Thursday, April 8, 2010

Why I don't like 'mouse' guards

'Mouse' guards may be a good old-school Integrated Pest Management (IPM) practice, but increasingly I find them to be a BAD horticultural practice. Reasons?

  • impractical, labor-intensive, and expensive when planting modern, hi-density orchards of 1,000 or more trees per acre
  • provide refuge for dogwood borers
  • accumulate debris and promote burr-knots and/or scion rooting
  • don't allow for easy maintenance/removal of root suckers
  • give a false sense of security against mouse or rabbit damage in some cases
  • are not maintained over the long run and make monitoring the health of the graft-union area over time problematic

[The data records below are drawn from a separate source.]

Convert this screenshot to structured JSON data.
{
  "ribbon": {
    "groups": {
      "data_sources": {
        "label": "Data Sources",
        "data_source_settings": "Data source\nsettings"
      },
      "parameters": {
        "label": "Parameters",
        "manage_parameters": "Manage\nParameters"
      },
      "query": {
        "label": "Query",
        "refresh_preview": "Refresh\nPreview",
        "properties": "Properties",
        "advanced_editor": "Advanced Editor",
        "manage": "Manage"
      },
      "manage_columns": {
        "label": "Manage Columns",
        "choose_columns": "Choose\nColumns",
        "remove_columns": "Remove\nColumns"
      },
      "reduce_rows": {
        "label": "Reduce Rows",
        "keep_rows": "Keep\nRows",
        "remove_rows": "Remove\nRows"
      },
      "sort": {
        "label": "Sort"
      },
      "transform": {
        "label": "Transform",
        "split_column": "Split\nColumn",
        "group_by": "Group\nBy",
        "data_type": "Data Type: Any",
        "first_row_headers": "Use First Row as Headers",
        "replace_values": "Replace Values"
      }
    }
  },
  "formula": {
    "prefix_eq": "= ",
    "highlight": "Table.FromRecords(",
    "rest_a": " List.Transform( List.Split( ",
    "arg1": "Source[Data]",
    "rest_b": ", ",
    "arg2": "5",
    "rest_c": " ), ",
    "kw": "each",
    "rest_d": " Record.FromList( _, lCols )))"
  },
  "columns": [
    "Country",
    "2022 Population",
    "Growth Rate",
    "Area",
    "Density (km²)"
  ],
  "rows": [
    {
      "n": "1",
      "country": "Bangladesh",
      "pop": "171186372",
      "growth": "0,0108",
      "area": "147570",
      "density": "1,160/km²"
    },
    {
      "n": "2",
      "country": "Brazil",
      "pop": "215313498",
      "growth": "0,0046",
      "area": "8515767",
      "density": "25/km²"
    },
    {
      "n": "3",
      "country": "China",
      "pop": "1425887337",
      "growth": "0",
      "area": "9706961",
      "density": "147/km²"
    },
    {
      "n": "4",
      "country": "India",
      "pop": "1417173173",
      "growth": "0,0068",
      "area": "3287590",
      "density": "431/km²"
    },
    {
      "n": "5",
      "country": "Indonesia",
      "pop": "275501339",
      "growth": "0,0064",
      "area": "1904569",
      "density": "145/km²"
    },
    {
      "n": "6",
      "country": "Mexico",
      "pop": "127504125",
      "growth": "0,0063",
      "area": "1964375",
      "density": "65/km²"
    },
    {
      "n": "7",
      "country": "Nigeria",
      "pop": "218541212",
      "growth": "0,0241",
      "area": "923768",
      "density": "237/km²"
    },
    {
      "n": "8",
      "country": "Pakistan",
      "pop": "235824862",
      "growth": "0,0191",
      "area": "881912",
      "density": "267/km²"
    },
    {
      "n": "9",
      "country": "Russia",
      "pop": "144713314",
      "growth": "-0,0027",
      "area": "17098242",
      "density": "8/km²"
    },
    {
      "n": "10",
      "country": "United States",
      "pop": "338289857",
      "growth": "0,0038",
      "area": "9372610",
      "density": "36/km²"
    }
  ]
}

My recommendation NO MORE MOUSE GUARDS in new, hi-density plantings. (In reality they should be called 'vole' guards because the meadow vole is the primary rodent that chews apple bark in the winter.) Focus on "good ground cover management = effective vole management." And good ground cover management means: establishment of low-growing fescues or other turf-type grasses in the row middles at new orchard planting; frequent mowing; effective herbicide use that maintains clean strips of soil down the tree row; and if necessary, application of rodenticides in the fall before the snow falls when vole populations are too high for you to sleep good all winter. JC